There was a brief kerfuffle in the Cubs media room last night before Chicago starter John Lackey stepped into- and earned- his 7th loss of the year in New York.
Lackey, the crazy-eyed charger in Chicago’s stable of previously stalwart starters, is off this year, and in 13 starts, the elder pitcher is 4-7 with a 5.25 ERA.
What has been added to the painfulness of his work, though, has been his freedom to give up the long ball to opponents this year. In those 13 games started, Lackey has given up 19 home runs- including 3 to the Mets in last night’s game.
And so, before last night’s game, Maddon shared a thought, and Lackey reacted to it:
Before the [game], Maddon indicated Lackey might try some new things. Lackey said he didn’t know what Maddon was talking about, which summed up another frustrating night.
“Joe doesn’t have much to do with the pitching,” Lackey quipped. “I don’t know what he’s talking about there.” – ESPN
The Cubs are having pitching struggles this year, certainly, coming off of their magical World Series Championship season last year. But they are also having hitting troubles, and defensive troubles as well. At 31-32, the Cubs have tagged .500 twelve times through the first third of the season, and seem saddled to a mediocre campaign, unless something changes for them soon.

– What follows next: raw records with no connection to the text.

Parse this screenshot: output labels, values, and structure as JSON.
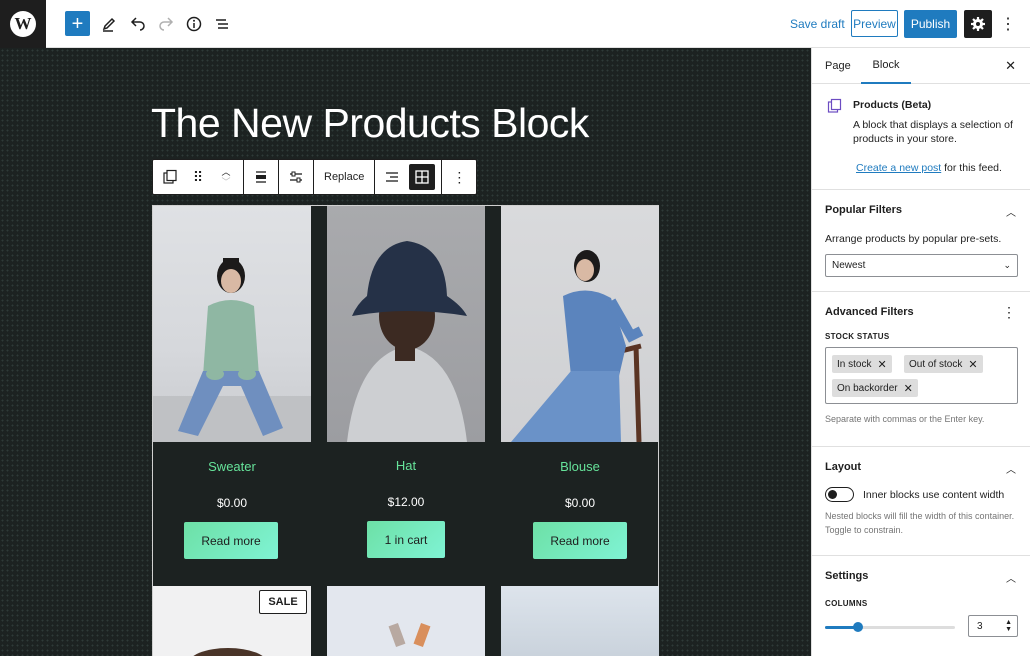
{
  "topbar": {
    "logo": "W",
    "add_icon": "+",
    "tools": [
      "pencil-icon",
      "undo-icon",
      "redo-icon",
      "info-icon",
      "list-view-icon"
    ],
    "save_draft": "Save draft",
    "preview": "Preview",
    "publish": "Publish"
  },
  "editor": {
    "title": "The New Products Block",
    "toolbar": {
      "replace": "Replace"
    },
    "products": [
      {
        "name": "Sweater",
        "price": "$0.00",
        "button": "Read more"
      },
      {
        "name": "Hat",
        "price": "$12.00",
        "button": "1 in cart"
      },
      {
        "name": "Blouse",
        "price": "$0.00",
        "button": "Read more"
      }
    ],
    "sale_badge": "SALE"
  },
  "sidebar": {
    "tabs": [
      "Page",
      "Block"
    ],
    "active_tab": "Block",
    "block_card": {
      "title": "Products (Beta)",
      "description": "A block that displays a selection of products in your store.",
      "link_text": "Create a new post",
      "link_suffix": " for this feed."
    },
    "popular_filters": {
      "title": "Popular Filters",
      "description": "Arrange products by popular pre-sets.",
      "selected": "Newest"
    },
    "advanced_filters": {
      "title": "Advanced Filters",
      "stock_label": "STOCK STATUS",
      "tokens": [
        "In stock",
        "Out of stock",
        "On backorder"
      ],
      "help": "Separate with commas or the Enter key."
    },
    "layout": {
      "title": "Layout",
      "toggle_label": "Inner blocks use content width",
      "toggle_on": false,
      "help": "Nested blocks will fill the width of this container. Toggle to constrain."
    },
    "settings": {
      "title": "Settings",
      "columns_label": "COLUMNS",
      "columns_value": "3"
    }
  },
  "colors": {
    "accent": "#1f7bbf",
    "canvas": "#1c2221",
    "product_name": "#66e39a"
  }
}
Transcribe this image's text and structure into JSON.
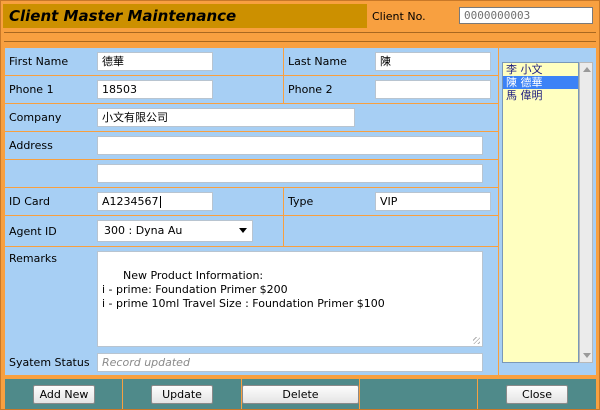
{
  "header": {
    "title": "Client Master Maintenance",
    "client_no_label": "Client No.",
    "client_no_value": "0000000003"
  },
  "form": {
    "first_name_label": "First Name",
    "first_name_value": "德華",
    "last_name_label": "Last Name",
    "last_name_value": "陳",
    "phone1_label": "Phone 1",
    "phone1_value": "18503",
    "phone2_label": "Phone 2",
    "phone2_value": "",
    "company_label": "Company",
    "company_value": "小文有限公司",
    "address_label": "Address",
    "address_line1": "",
    "address_line2": "",
    "id_card_label": "ID Card",
    "id_card_value": "A1234567",
    "type_label": "Type",
    "type_value": "VIP",
    "agent_id_label": "Agent ID",
    "agent_id_value": "300 : Dyna Au",
    "remarks_label": "Remarks",
    "remarks_value": "New Product Information:\ni - prime: Foundation Primer $200\ni - prime 10ml Travel Size : Foundation Primer $100",
    "status_label": "Syatem Status",
    "status_value": "Record updated"
  },
  "client_list": {
    "items": [
      {
        "label": "李 小文"
      },
      {
        "label": "陳 德華"
      },
      {
        "label": "馬 偉明"
      }
    ],
    "selected_index": 1
  },
  "buttons": {
    "add_new": "Add New",
    "update": "Update",
    "delete": "Delete",
    "close": "Close"
  },
  "colors": {
    "frame": "#f8a040",
    "title_bar": "#cc9000",
    "cell": "#a7cff4",
    "list_bg": "#ffffc0",
    "selection": "#3b82f6",
    "button_bar": "#4f8a8a"
  }
}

And understandably so, Lackey, being the firestorm he can be when perturbed, is frustrated.
Lackey’s push-back on Maddon’s suggestion was probably a momentary blurt by a man who seethes at any error he commits hurling, hitting, or eating, or talking, or walking. Lackey is combustible and after the inital explosion, the flames die fairly quickly. And Maddon- he’s a manager, and he’s seen and coached Lackey’s like on other teams during his 42 years as a manager and coach.
But it still got me thinking.

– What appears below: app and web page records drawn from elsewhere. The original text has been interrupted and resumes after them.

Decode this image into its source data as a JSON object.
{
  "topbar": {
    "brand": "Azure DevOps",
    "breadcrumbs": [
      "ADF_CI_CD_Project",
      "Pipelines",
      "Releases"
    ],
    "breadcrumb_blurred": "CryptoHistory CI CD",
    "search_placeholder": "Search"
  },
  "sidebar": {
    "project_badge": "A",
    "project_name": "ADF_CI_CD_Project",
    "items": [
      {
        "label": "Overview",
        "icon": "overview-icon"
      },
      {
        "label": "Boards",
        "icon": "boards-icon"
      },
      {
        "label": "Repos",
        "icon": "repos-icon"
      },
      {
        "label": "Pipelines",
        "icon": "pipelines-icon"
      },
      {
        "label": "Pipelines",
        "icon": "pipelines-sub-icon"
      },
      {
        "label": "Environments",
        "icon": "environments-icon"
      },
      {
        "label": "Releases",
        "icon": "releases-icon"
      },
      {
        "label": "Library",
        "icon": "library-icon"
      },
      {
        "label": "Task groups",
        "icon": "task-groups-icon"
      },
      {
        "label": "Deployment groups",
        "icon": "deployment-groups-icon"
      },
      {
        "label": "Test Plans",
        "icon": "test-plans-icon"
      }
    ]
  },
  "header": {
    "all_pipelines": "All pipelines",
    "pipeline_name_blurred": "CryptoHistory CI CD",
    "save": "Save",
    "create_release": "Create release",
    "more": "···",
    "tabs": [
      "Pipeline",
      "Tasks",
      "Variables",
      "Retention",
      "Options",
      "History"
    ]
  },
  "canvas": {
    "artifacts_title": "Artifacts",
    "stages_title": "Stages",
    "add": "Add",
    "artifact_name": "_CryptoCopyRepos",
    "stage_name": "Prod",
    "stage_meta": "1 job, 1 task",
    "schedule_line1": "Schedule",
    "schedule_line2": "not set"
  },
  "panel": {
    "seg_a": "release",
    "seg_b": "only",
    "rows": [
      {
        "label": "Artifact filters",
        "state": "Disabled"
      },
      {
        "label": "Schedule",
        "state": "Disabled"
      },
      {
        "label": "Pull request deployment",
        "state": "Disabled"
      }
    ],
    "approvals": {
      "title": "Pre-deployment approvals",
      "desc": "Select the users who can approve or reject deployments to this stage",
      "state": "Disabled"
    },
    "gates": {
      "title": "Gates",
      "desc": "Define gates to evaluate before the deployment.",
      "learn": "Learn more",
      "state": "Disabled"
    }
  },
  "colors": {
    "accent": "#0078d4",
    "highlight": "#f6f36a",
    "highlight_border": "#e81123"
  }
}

If a player like Lackey did become dismissive of a manager like Maddon, what would that mean?
Lackey was certainly key in the machinery that helped give Chicago that first elusive World Series crown in 108 years. He pitched well during the season, and was exceptional during the team’s playoff run. But he was also on a team with a bunch of players. And Maddon was the guy coordinating and coaching the success.

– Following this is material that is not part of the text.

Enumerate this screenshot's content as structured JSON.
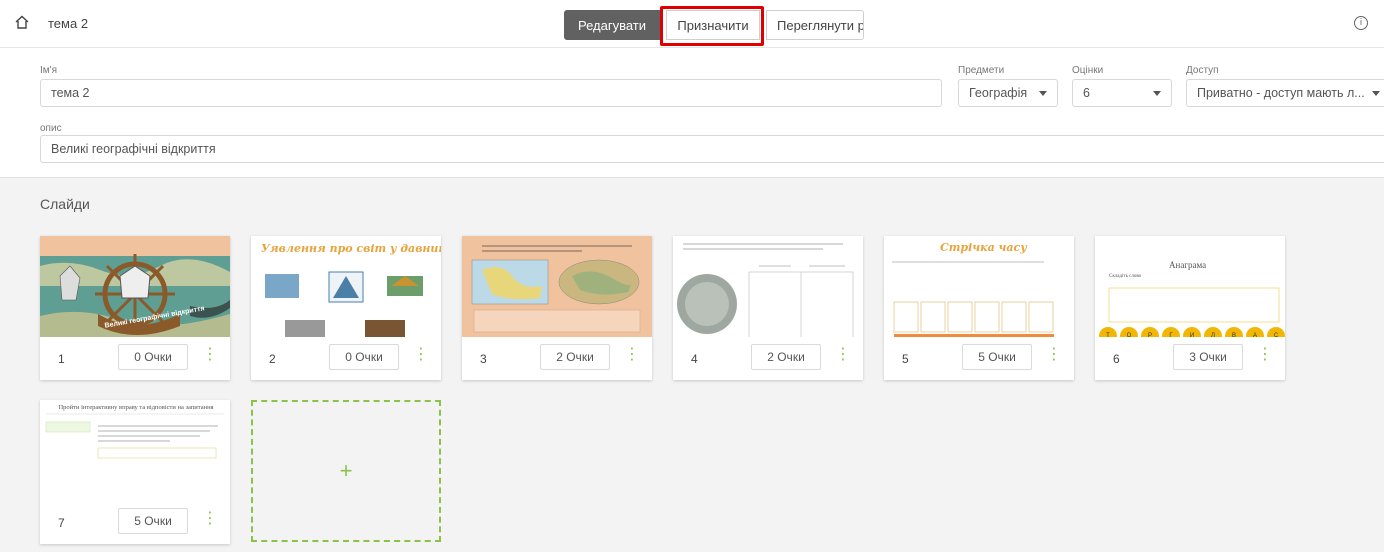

The math stat guys in recent years came up with a relative measure of a player’s significance to their team over a given playing year, or in total, across their career. This stat, Wins Above Replacement (WAR), simply suggests how valuable that player was in giving their team wins, measured against if a replacement, a player of nominal ability, was playing their position instead.
WAR involves math, but it puts the value of players in a spectrum. A player with 0 WAR is essentially a player of replacement quality put out on the field. The average MLB player has a WAR of about 2, and a position player of WAR 2 produces about 17.5 runs more than the replacement player. And then you have your super performers. If a starter “should” have a WAR of 2+, your All-Stars are usually in the 5 WAR range, and your MVP’s, 8+.
Kris Bryant, in his MVP season last year, had a WAR of 8.4. By comparison, Babe Ruth has had 7 of the 10 best WAR seasons ever, with his 14.1 season in 1923 to top them all.
WAR is an approximate stat. It’s inexact and guesstimated to some extent, but it gives a pretty good indication of the quality of a player’s year. And for pitchers, the WAR is calculated differently than for position players who are expected to play defense and score runs. Pitchers are suppose to keep the opponent’s off the field.
So I’ve talked a lot about WAR.
Last year, the Year of the Champion Cubs, John Lackey had a WAR of 3.1.
3.1 is decent.
His WAR was also 9th on the team.
And 4th among his peer starters on the Cubs, behind Hendricks, Lester, and then Arrieta.
We can, to an extent, quantify Lackey’s contributions as a player on last year’s team, as well as on this year’s version.
What we lack here is an equivalent measure for managers.
The players take the field and make the plays, giving strikeouts, garnering hits, and getting outs. Along the way, they also grab headlines and good paychecks. But what about the wizard behind the curtain, making the lineup card, plugging players into positions, pulling and replacing pitchers before they blow up, and setting the tone for team play? What is that guy worth?
What would Maddon’s Manager WAR be to the 2016 Cubs that finally got through to the Promised Land?
I want to know how to calculate the stat for that.
Because I bet it was a little higher than 3.1 last year.
And I bet Maddon knows a little something about pitching.